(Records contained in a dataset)
== Segment start ==
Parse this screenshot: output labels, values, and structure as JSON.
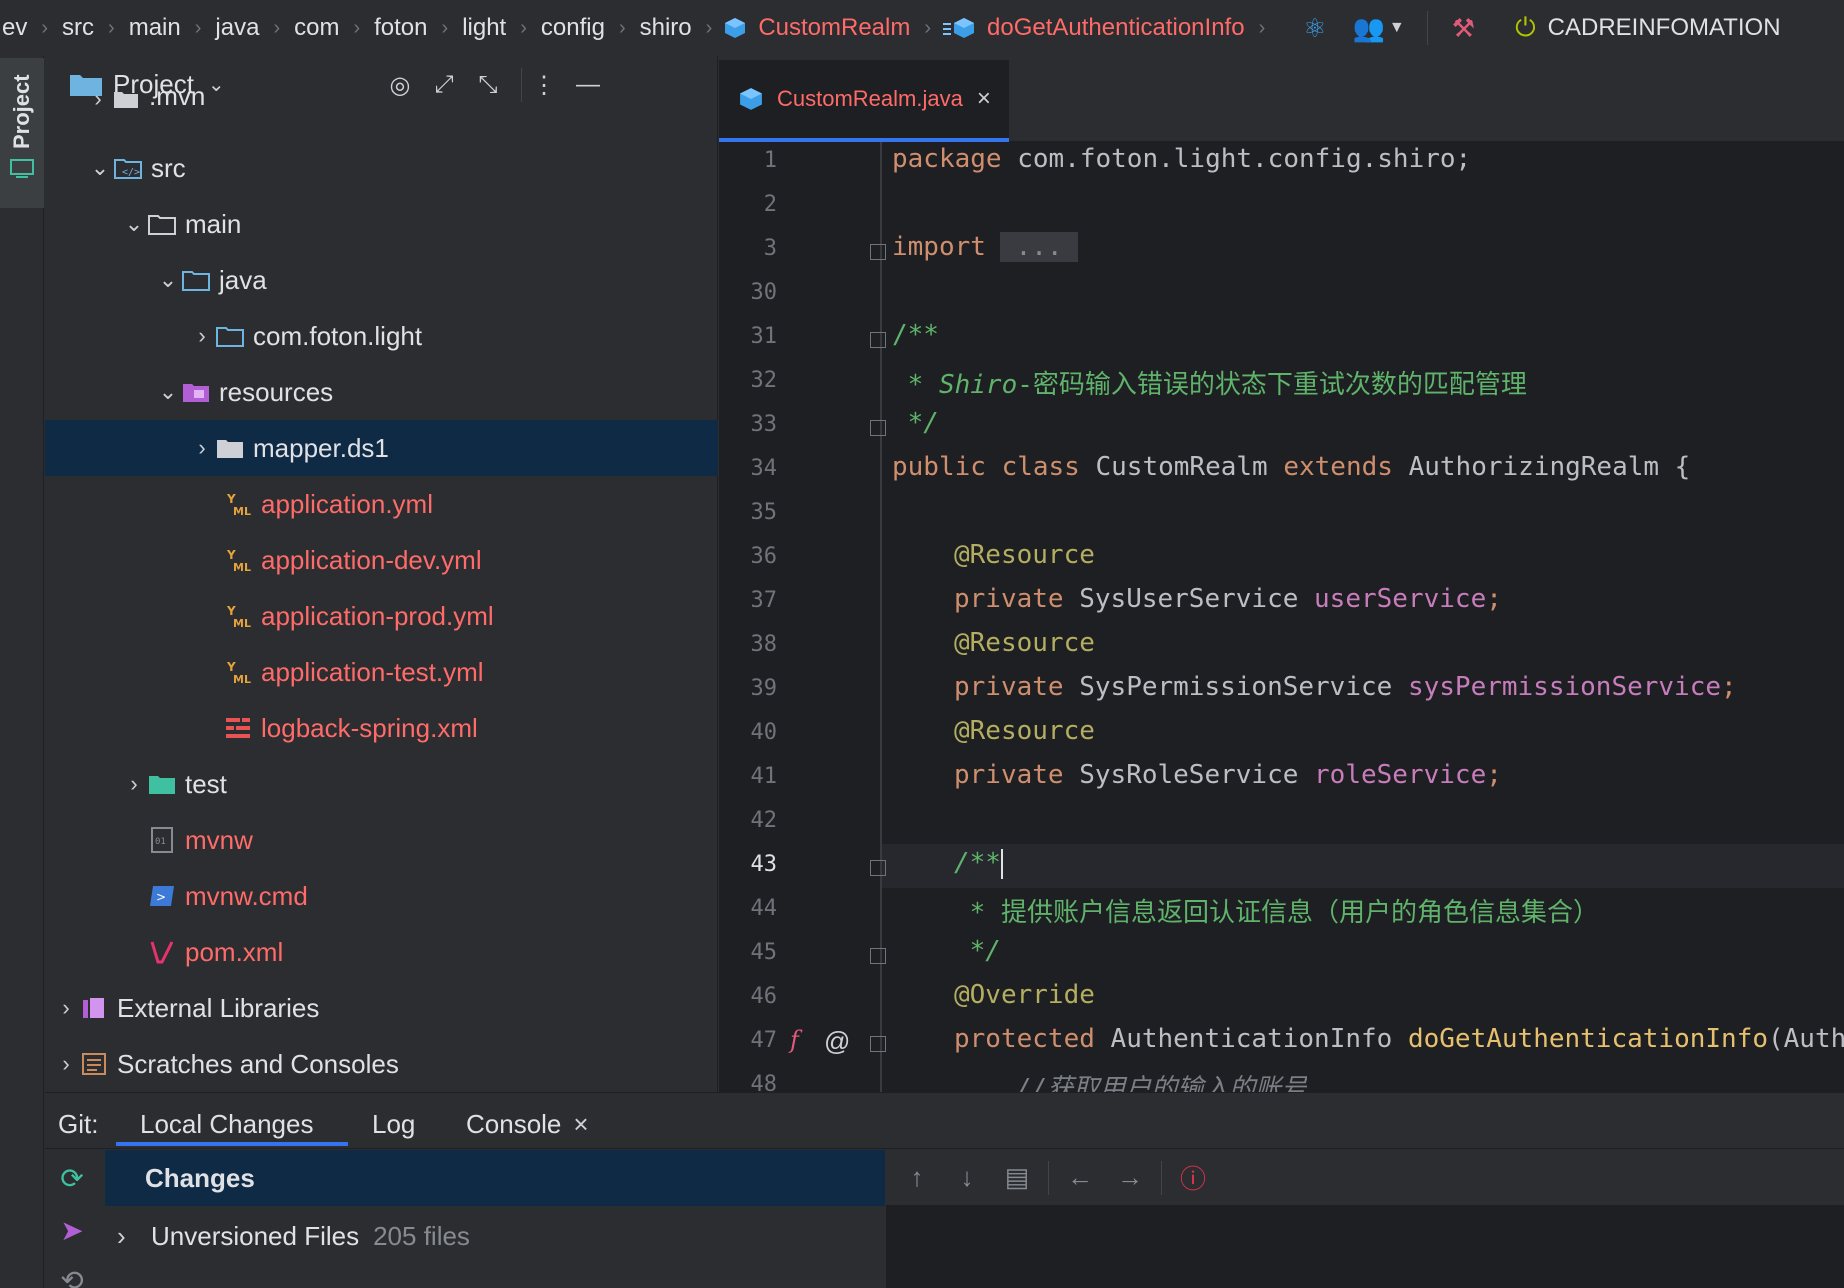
{
  "breadcrumb": {
    "items": [
      "ev",
      "src",
      "main",
      "java",
      "com",
      "foton",
      "light",
      "config",
      "shiro"
    ],
    "class_name": "CustomRealm",
    "method_name": "doGetAuthenticationInfo",
    "run_config": "CADREINFOMATION"
  },
  "tool_window_bar": {
    "project_label": "Project"
  },
  "project_panel": {
    "title": "Project",
    "tree": [
      {
        "label": ".mvn",
        "level": 1
      },
      {
        "label": "src",
        "level": 1
      },
      {
        "label": "main",
        "level": 2
      },
      {
        "label": "java",
        "level": 3
      },
      {
        "label": "com.foton.light",
        "level": 4
      },
      {
        "label": "resources",
        "level": 3
      },
      {
        "label": "mapper.ds1",
        "level": 4,
        "selected": true
      },
      {
        "label": "application.yml",
        "level": 5
      },
      {
        "label": "application-dev.yml",
        "level": 5
      },
      {
        "label": "application-prod.yml",
        "level": 5
      },
      {
        "label": "application-test.yml",
        "level": 5
      },
      {
        "label": "logback-spring.xml",
        "level": 5
      },
      {
        "label": "test",
        "level": 2
      },
      {
        "label": "mvnw",
        "level": 2
      },
      {
        "label": "mvnw.cmd",
        "level": 2
      },
      {
        "label": "pom.xml",
        "level": 2
      },
      {
        "label": "External Libraries",
        "level": 0
      },
      {
        "label": "Scratches and Consoles",
        "level": 0
      }
    ]
  },
  "editor": {
    "tab_label": "CustomRealm.java",
    "line_numbers": [
      "1",
      "2",
      "3",
      "30",
      "31",
      "32",
      "33",
      "34",
      "35",
      "36",
      "37",
      "38",
      "39",
      "40",
      "41",
      "42",
      "43",
      "44",
      "45",
      "46",
      "47",
      "48"
    ],
    "current_line": "43",
    "code": {
      "l1_kw": "package",
      "l1_rest": " com.foton.light.config.shiro;",
      "l3_kw": "import",
      "l3_fold": " ... ",
      "l31": "/**",
      "l32_star": " * ",
      "l32_italic": "Shiro",
      "l32_text": "-密码输入错误的状态下重试次数的匹配管理",
      "l33": " */",
      "l34_kw1": "public class",
      "l34_name": " CustomRealm ",
      "l34_kw2": "extends",
      "l34_rest": " AuthorizingRealm {",
      "l36": "@Resource",
      "l37_kw": "private",
      "l37_type": " SysUserService ",
      "l37_field": "userService",
      "l37_end": ";",
      "l38": "@Resource",
      "l39_kw": "private",
      "l39_type": " SysPermissionService ",
      "l39_field": "sysPermissionService",
      "l39_end": ";",
      "l40": "@Resource",
      "l41_kw": "private",
      "l41_type": " SysRoleService ",
      "l41_field": "roleService",
      "l41_end": ";",
      "l43": "/**",
      "l44_star": " * ",
      "l44_text": "提供账户信息返回认证信息（用户的角色信息集合）",
      "l45": " */",
      "l46": "@Override",
      "l47_kw": "protected",
      "l47_type": " AuthenticationInfo ",
      "l47_method": "doGetAuthenticationInfo",
      "l47_rest": "(Auth",
      "l48": "//获取用户的输入的账号"
    }
  },
  "bottom_panel": {
    "git_label": "Git:",
    "tabs": [
      "Local Changes",
      "Log",
      "Console"
    ],
    "changes_header": "Changes",
    "unversioned_label": "Unversioned Files",
    "unversioned_count": "205 files"
  },
  "colors": {
    "accent": "#3574f0",
    "selection": "#0e2a45",
    "modified_red": "#ff6b68",
    "keyword": "#cf8e6d",
    "annotation": "#b3ae60",
    "field": "#c77dbb",
    "comment": "#5fb36a"
  }
}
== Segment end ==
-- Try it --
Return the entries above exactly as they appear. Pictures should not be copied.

-- Reply --
Parse this screenshot: output labels, values, and structure as JSON.
{
  "breadcrumb": {
    "items": [
      "ev",
      "src",
      "main",
      "java",
      "com",
      "foton",
      "light",
      "config",
      "shiro"
    ],
    "class_name": "CustomRealm",
    "method_name": "doGetAuthenticationInfo",
    "run_config": "CADREINFOMATION"
  },
  "tool_window_bar": {
    "project_label": "Project"
  },
  "project_panel": {
    "title": "Project",
    "tree": [
      {
        "label": ".mvn",
        "level": 1
      },
      {
        "label": "src",
        "level": 1
      },
      {
        "label": "main",
        "level": 2
      },
      {
        "label": "java",
        "level": 3
      },
      {
        "label": "com.foton.light",
        "level": 4
      },
      {
        "label": "resources",
        "level": 3
      },
      {
        "label": "mapper.ds1",
        "level": 4,
        "selected": true
      },
      {
        "label": "application.yml",
        "level": 5
      },
      {
        "label": "application-dev.yml",
        "level": 5
      },
      {
        "label": "application-prod.yml",
        "level": 5
      },
      {
        "label": "application-test.yml",
        "level": 5
      },
      {
        "label": "logback-spring.xml",
        "level": 5
      },
      {
        "label": "test",
        "level": 2
      },
      {
        "label": "mvnw",
        "level": 2
      },
      {
        "label": "mvnw.cmd",
        "level": 2
      },
      {
        "label": "pom.xml",
        "level": 2
      },
      {
        "label": "External Libraries",
        "level": 0
      },
      {
        "label": "Scratches and Consoles",
        "level": 0
      }
    ]
  },
  "editor": {
    "tab_label": "CustomRealm.java",
    "line_numbers": [
      "1",
      "2",
      "3",
      "30",
      "31",
      "32",
      "33",
      "34",
      "35",
      "36",
      "37",
      "38",
      "39",
      "40",
      "41",
      "42",
      "43",
      "44",
      "45",
      "46",
      "47",
      "48"
    ],
    "current_line": "43",
    "code": {
      "l1_kw": "package",
      "l1_rest": " com.foton.light.config.shiro;",
      "l3_kw": "import",
      "l3_fold": " ... ",
      "l31": "/**",
      "l32_star": " * ",
      "l32_italic": "Shiro",
      "l32_text": "-密码输入错误的状态下重试次数的匹配管理",
      "l33": " */",
      "l34_kw1": "public class",
      "l34_name": " CustomRealm ",
      "l34_kw2": "extends",
      "l34_rest": " AuthorizingRealm {",
      "l36": "@Resource",
      "l37_kw": "private",
      "l37_type": " SysUserService ",
      "l37_field": "userService",
      "l37_end": ";",
      "l38": "@Resource",
      "l39_kw": "private",
      "l39_type": " SysPermissionService ",
      "l39_field": "sysPermissionService",
      "l39_end": ";",
      "l40": "@Resource",
      "l41_kw": "private",
      "l41_type": " SysRoleService ",
      "l41_field": "roleService",
      "l41_end": ";",
      "l43": "/**",
      "l44_star": " * ",
      "l44_text": "提供账户信息返回认证信息（用户的角色信息集合）",
      "l45": " */",
      "l46": "@Override",
      "l47_kw": "protected",
      "l47_type": " AuthenticationInfo ",
      "l47_method": "doGetAuthenticationInfo",
      "l47_rest": "(Auth",
      "l48": "//获取用户的输入的账号"
    }
  },
  "bottom_panel": {
    "git_label": "Git:",
    "tabs": [
      "Local Changes",
      "Log",
      "Console"
    ],
    "changes_header": "Changes",
    "unversioned_label": "Unversioned Files",
    "unversioned_count": "205 files"
  },
  "colors": {
    "accent": "#3574f0",
    "selection": "#0e2a45",
    "modified_red": "#ff6b68",
    "keyword": "#cf8e6d",
    "annotation": "#b3ae60",
    "field": "#c77dbb",
    "comment": "#5fb36a"
  }
}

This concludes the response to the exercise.